● RECORDS FOR PROCESSING:
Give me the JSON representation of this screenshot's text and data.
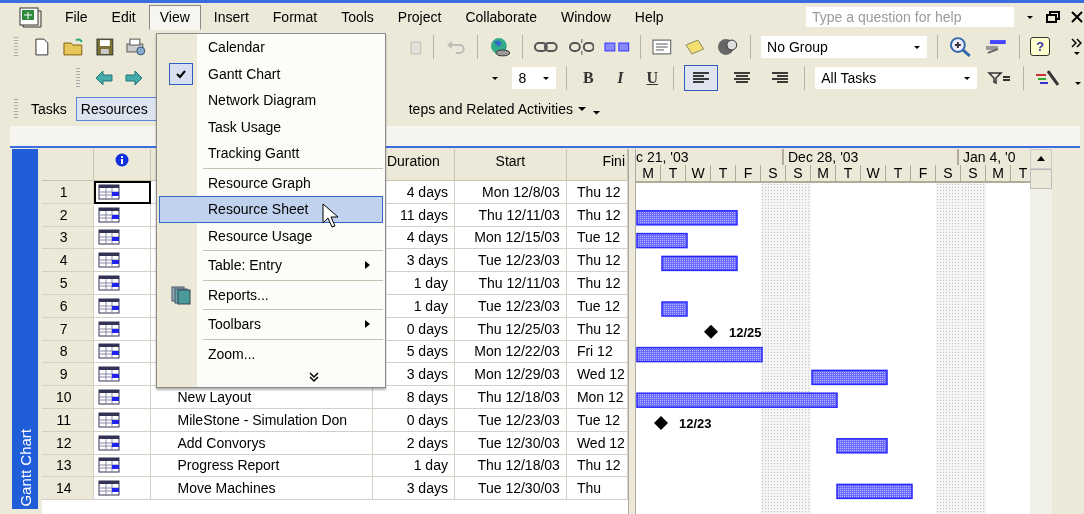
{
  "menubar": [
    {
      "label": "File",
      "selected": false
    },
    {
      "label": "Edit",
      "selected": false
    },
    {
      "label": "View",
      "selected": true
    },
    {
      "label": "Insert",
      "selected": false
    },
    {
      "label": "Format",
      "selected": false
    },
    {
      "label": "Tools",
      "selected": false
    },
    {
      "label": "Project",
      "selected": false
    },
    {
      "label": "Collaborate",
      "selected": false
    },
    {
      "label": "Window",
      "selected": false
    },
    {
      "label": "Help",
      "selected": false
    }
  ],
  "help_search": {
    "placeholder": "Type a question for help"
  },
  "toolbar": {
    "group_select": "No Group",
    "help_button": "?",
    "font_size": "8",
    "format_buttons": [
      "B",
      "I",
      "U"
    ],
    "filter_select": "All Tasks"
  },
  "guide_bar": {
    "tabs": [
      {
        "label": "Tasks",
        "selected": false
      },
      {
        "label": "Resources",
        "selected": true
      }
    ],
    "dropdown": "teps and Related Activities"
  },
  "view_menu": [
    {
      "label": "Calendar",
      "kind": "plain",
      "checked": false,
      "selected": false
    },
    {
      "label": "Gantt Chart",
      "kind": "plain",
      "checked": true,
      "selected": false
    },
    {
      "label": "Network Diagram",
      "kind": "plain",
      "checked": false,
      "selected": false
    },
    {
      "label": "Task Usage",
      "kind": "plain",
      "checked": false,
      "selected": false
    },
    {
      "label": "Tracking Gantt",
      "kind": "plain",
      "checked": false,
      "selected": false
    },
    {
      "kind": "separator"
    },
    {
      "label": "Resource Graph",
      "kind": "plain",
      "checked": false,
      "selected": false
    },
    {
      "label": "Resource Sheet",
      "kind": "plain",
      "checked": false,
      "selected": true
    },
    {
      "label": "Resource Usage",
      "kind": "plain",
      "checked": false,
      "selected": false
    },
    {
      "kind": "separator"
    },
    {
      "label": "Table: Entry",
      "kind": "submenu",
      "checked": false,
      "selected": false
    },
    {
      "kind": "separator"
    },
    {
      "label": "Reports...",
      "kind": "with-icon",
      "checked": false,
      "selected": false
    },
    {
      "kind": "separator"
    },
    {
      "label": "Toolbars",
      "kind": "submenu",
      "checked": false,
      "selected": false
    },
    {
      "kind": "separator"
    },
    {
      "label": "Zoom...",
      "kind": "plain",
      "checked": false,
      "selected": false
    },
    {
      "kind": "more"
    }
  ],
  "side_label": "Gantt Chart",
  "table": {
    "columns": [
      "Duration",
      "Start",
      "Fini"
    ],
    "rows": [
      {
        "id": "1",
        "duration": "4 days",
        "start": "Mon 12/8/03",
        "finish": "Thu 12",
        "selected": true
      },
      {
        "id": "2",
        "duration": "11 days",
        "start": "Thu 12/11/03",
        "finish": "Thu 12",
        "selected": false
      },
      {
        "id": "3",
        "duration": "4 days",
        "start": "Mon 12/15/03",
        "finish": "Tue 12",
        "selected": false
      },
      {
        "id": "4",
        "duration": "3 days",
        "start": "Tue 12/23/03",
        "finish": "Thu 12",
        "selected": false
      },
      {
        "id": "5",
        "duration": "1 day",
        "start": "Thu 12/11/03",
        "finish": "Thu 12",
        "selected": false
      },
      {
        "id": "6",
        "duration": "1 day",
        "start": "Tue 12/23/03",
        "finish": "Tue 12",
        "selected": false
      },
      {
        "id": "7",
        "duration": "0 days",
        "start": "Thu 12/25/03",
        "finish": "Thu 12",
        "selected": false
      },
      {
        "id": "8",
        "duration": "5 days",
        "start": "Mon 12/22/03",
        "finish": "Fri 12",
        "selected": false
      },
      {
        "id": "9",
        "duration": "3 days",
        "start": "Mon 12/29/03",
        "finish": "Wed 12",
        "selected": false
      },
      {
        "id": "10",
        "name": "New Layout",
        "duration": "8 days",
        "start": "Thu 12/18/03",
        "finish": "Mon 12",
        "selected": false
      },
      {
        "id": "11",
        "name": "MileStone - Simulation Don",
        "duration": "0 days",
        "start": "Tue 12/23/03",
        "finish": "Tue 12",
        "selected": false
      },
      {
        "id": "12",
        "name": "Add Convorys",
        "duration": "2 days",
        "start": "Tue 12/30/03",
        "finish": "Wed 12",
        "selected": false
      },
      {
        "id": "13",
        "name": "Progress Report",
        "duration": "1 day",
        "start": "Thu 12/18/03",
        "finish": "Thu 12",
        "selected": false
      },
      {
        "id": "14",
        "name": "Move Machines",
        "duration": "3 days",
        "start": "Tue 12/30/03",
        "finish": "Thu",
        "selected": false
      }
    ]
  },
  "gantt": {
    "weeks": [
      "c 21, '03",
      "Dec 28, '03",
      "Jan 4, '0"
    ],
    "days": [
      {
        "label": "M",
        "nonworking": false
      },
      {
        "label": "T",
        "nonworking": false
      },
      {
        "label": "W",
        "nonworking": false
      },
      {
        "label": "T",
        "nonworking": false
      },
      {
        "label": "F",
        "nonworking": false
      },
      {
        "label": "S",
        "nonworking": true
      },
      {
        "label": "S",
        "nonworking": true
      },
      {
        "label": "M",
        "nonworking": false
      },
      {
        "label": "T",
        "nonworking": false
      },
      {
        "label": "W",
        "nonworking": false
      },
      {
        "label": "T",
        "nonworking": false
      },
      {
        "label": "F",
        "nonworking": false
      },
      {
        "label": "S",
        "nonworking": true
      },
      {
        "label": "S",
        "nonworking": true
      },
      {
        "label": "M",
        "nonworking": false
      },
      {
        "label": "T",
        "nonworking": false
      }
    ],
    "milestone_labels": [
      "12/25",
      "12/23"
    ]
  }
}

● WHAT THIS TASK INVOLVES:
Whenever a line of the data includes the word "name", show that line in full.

● SOLUTION TO THIS PROBLEM:
        "name": "New Layout",
        "name": "MileStone - Simulation Don",
        "name": "Add Convorys",
        "name": "Progress Report",
        "name": "Move Machines",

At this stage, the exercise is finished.